By Maxwell Ofori .
Government is considering terminating contracts under the Community Senior High Schools (SHS) Project that has not yet commenced, the Minister for Education, Mathew Opoku Prempeh has told Parliament.
According to the Minister, the move is to ensure that work progresses steadily, to create more space to accommodate students who are entering the SHS.
Member of Parliament for Krachi West, Helen Adjoa Ntoso had asked the Minister whether the Ministry had plans to construct the Osramane Community Day Senior High School building.
In a written response, captured in the day’s order paper, the Ministry indicated that the contractor, Messrs Happy Check Limited, after clearing the site failed to commence work on the project.
The contract was awarded in 2015, as part of the 101 E-blocks the previous government initiated. The site was also handed over to the contractor and work was expected to commence on September 25, 2015, for completion within 18 months.
According to the Ministry, following the failure of the contractor to start work, “the supervising consultant has issued warning letters to the contractor and recommended the termination of the contract for non-performance.
“Mr Speaker, the Ministry is considering termination of this contract and all similar uncommenced contracts under the Community Senior High Schools Project for possible re-award, based on the availability of funds,” the response stated.
It would be recalled that the erstwhile Mahama administration promised to build 200 of such E-blocks as part of the community day SHS policy. At the time of leaving office in 2017, not more than fifty had been completed and handed over.
Meanwhile, the Akufo-Addo led government, following the roll out of the free SHS policy announced it would construct more school blocks to absorb the increasing number of Junior High School leavers who are entering SHS.

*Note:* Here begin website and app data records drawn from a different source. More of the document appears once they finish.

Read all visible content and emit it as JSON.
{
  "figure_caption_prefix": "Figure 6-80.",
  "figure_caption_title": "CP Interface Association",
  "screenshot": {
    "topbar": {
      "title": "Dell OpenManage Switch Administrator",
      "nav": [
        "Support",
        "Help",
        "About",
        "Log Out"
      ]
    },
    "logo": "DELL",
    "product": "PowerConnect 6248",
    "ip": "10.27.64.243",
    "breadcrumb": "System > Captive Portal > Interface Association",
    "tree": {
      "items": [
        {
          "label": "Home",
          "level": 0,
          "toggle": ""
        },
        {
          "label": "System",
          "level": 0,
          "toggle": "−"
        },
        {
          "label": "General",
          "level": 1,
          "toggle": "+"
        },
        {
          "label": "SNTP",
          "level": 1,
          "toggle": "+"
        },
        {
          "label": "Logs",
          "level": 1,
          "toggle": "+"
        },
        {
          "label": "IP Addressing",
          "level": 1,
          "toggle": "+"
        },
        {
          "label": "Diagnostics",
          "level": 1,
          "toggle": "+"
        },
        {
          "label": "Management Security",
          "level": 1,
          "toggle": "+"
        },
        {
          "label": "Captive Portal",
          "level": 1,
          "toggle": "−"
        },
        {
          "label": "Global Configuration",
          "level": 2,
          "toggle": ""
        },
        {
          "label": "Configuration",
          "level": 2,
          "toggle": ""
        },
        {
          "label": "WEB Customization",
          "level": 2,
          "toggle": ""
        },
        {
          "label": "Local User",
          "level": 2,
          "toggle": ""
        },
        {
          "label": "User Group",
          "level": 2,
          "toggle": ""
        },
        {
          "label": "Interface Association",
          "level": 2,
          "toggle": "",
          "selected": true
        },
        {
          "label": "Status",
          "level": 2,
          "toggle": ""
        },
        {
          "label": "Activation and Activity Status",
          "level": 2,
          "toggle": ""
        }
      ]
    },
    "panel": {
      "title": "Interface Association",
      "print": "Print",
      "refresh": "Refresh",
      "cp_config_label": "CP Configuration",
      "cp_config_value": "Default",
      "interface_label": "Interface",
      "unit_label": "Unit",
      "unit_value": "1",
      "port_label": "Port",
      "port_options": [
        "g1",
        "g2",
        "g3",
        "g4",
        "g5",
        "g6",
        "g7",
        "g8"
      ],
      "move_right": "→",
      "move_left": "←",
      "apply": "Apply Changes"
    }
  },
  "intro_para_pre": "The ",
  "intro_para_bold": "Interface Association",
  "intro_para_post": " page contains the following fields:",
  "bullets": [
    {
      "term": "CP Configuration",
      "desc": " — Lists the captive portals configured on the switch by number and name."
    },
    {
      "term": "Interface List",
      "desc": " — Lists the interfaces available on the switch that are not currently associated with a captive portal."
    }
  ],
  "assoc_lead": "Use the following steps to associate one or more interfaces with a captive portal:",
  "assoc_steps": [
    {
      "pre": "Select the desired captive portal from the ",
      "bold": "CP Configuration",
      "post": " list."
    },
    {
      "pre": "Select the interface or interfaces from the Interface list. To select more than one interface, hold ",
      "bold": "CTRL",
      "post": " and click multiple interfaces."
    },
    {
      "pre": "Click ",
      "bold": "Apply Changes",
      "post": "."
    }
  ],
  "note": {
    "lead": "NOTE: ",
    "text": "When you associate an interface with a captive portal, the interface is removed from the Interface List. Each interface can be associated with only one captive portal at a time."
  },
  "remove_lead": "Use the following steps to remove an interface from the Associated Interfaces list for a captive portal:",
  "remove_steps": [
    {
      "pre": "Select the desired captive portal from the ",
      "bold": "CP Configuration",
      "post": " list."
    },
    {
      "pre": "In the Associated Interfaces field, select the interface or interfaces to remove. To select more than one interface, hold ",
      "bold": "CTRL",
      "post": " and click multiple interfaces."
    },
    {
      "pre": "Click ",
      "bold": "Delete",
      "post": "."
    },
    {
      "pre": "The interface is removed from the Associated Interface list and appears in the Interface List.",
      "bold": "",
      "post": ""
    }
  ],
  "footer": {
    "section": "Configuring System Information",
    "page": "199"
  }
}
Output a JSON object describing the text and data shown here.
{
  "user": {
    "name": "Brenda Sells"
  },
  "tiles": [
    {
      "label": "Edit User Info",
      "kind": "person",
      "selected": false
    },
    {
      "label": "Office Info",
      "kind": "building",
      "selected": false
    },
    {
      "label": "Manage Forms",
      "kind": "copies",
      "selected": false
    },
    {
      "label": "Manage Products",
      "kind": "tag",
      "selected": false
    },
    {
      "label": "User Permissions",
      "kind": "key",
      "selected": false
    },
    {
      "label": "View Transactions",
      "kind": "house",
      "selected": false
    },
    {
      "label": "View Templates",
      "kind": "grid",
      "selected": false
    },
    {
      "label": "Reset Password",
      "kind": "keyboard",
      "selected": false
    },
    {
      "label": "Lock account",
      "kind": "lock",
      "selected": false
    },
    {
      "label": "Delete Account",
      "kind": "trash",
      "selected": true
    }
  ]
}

Again, a question in the name of Peter Nortsu-Kotoe, MP for Akatsi North, sought to know what steps the Ministry was taking to absorb all privately trained teachers into the education sector.
The Minister responded in writing that the Ministry was reminded last year of the National Service Act, which requires graduates of all tertiary institutions to undertake National service before seeking formal employment.
The response added that, as a result, all graduates from the Colleges of Education, both private and public, were registered by the National Service Secretariat in collaboration with the Ghana Education Service to undertake their national service, “which they are currently undergoing.”
In the intervening period, the response said a total of 14,160 trained teachers from the Colleges of Education were posted by the GES in 2017.
The Ministry said 11,733 of these students came from public colleges and 2,427 from the private ones.